You run the risk of receiving a jail term if you are unable to repay the payday loan that you took out.
Even if you are already behind on payments, payday loan collectors are not allowed to threaten you with jail time, and you are not allowed to go to jail for failing to repay a payday loan. Payday loans are not federally insured. On the other hand, they may choose to file a civil complaint against you and bring the matter before a judge. The state in which you reside will be the one to decide whether or not you will suffer any legal penalties as a result of the actions you have taken. Your wages might be garnished, or a lien could be put on your property, depending on the circumstances of the situation.
In the event that you are unable to return your payday loan on the date that was previously agreed upon, the appropriate move for you to do is to get in touch with the payday lender who provided you with the loan. In most circumstances, they should be able to devise a reasonable strategy for the management of your debt that you can adhere to. Some states let customers consolidate their debt by taking out loans, while others do not.
If you close your bank account or fail to meet your financial responsibilities, you may be subject to hefty NSF charges, a reduction in your credit score, and problems with debt collectors. You may have a tough time acquiring future loans if you do not take steps to restore your credit. If you believe that the interest rates and fees associated with payday loans are exorbitant, you may choose to investigate the other personal loan alternatives available on ACFA-Cashflow or submit an application for a loan at the credit union in your area instead.
Cathy Pamela Turner
Personal Finance Writer at ACFA Cashflow

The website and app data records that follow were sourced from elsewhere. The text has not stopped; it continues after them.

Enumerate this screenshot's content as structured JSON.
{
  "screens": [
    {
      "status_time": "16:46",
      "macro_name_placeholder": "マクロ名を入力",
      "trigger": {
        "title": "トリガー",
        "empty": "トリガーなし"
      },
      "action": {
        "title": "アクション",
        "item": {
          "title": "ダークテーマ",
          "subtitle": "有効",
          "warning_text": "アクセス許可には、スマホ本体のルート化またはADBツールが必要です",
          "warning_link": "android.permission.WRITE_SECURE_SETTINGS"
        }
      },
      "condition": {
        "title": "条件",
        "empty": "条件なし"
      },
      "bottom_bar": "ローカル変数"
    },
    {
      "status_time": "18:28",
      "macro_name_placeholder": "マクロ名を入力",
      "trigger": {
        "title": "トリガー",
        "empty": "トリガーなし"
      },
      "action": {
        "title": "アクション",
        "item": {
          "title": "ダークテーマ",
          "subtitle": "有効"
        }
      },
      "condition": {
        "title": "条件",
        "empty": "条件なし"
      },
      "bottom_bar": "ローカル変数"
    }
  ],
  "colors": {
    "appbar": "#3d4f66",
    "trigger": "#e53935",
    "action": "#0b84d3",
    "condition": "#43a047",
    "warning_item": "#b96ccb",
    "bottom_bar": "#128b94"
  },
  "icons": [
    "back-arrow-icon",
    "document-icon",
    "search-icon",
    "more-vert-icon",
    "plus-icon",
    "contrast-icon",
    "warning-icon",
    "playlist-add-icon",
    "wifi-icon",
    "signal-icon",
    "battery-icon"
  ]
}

Cathy Pamela Turner has extensive expertise in banking, finance as well as accounting. A large portion of her experience was spent within commercial banks, where she worked in the roles of an underwriter credit Risk Policy Manager, director of credit risk, chief credit executive, and many more. Throughout her banking career Cathy not only reviewed different kinds of commercial and personal loans, but also created and monitored policies about the origination of these loans and how they were controlled.